● **About this task**
Every line of the records that holds the word "image" should be copied out.

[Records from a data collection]
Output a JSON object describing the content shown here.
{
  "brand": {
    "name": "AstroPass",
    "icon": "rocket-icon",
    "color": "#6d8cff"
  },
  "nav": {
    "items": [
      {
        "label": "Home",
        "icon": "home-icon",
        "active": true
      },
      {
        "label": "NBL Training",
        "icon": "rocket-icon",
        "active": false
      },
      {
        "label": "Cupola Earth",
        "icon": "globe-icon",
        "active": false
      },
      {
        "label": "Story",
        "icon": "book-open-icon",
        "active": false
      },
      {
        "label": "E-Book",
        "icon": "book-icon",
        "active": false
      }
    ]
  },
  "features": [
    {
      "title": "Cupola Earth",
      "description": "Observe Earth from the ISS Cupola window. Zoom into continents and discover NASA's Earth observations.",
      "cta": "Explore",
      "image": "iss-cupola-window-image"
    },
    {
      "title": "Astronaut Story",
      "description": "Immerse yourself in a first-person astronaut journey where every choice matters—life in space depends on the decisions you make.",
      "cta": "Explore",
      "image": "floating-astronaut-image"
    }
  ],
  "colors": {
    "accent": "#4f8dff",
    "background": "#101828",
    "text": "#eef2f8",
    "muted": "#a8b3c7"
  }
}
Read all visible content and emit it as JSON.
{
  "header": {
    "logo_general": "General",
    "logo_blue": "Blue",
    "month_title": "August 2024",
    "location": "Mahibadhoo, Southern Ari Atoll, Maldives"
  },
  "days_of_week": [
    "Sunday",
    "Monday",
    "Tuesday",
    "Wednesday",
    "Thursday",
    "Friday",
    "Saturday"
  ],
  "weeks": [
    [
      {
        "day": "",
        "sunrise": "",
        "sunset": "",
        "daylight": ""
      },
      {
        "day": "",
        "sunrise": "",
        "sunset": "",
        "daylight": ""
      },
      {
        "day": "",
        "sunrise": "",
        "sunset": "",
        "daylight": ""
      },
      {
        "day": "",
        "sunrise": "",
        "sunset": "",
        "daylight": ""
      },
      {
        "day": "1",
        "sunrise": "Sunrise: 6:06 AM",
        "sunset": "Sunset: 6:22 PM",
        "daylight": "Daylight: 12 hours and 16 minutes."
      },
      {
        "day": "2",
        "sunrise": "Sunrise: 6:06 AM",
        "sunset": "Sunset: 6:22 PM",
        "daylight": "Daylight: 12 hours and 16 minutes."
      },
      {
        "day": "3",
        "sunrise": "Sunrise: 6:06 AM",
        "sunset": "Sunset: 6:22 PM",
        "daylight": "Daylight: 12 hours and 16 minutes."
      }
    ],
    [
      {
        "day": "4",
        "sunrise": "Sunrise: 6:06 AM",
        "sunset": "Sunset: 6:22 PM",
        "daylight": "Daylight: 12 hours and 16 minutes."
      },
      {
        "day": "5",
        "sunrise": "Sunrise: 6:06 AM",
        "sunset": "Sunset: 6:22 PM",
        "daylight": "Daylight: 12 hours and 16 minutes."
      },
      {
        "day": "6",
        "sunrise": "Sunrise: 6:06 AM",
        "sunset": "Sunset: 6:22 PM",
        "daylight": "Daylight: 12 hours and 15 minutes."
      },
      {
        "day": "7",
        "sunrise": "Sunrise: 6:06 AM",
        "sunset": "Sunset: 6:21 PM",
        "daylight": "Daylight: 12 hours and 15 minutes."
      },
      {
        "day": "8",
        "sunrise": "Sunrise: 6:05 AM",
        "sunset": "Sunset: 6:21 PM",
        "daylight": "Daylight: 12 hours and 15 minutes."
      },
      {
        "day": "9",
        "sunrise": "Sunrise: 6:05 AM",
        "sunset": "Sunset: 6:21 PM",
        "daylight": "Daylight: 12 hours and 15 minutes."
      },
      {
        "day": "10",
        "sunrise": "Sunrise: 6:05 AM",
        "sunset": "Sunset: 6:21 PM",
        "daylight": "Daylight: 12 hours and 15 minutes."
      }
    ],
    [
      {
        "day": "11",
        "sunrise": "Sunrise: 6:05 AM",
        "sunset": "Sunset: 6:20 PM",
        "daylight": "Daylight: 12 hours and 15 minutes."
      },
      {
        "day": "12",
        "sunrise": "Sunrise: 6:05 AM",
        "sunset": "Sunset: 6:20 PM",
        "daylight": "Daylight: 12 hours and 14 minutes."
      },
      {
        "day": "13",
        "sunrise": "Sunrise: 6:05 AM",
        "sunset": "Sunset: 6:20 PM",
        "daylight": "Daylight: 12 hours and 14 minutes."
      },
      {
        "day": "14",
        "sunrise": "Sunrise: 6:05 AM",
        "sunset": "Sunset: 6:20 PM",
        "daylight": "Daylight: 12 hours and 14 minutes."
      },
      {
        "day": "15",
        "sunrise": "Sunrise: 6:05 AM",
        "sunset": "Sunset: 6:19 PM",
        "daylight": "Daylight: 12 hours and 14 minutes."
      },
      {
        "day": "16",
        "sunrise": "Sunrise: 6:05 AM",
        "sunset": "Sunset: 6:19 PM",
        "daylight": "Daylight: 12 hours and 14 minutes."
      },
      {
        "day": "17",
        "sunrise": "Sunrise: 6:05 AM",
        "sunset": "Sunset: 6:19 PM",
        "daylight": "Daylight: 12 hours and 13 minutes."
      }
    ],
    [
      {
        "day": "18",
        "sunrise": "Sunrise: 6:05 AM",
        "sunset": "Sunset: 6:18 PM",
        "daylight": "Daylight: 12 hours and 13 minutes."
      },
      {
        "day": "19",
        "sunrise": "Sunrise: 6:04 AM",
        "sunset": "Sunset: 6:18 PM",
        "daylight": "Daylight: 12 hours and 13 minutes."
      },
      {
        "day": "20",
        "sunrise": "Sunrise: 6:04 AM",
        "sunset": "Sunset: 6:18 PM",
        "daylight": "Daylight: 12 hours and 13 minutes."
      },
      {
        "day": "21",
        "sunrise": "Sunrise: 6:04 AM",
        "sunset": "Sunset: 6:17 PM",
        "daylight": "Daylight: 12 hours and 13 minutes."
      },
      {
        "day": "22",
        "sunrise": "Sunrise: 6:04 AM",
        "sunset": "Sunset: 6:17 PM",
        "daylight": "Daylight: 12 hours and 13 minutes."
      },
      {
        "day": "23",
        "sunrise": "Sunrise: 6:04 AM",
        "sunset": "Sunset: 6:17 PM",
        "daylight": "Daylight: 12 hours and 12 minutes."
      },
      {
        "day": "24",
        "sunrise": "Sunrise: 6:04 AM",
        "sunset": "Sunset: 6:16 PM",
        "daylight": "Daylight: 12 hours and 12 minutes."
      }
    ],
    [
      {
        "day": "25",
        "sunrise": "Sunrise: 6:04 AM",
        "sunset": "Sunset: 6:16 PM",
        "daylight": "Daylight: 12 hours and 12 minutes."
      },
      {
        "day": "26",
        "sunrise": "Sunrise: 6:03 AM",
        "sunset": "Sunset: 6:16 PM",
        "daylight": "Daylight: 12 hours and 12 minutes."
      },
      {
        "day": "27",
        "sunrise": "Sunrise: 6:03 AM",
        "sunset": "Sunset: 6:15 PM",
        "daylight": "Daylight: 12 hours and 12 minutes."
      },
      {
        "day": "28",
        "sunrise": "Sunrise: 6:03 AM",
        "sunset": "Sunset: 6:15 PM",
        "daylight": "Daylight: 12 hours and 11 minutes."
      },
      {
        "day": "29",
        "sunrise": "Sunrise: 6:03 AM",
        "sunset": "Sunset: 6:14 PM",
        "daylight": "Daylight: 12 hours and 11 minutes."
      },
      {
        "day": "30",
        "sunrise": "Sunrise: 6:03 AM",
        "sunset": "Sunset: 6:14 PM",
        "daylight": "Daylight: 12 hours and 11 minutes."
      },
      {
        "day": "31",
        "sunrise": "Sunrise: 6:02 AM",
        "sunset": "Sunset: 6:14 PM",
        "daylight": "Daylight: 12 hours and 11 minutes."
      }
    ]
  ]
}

● **Your solution**
      "image": "iss-cupola-window-image"
      "image": "floating-astronaut-image"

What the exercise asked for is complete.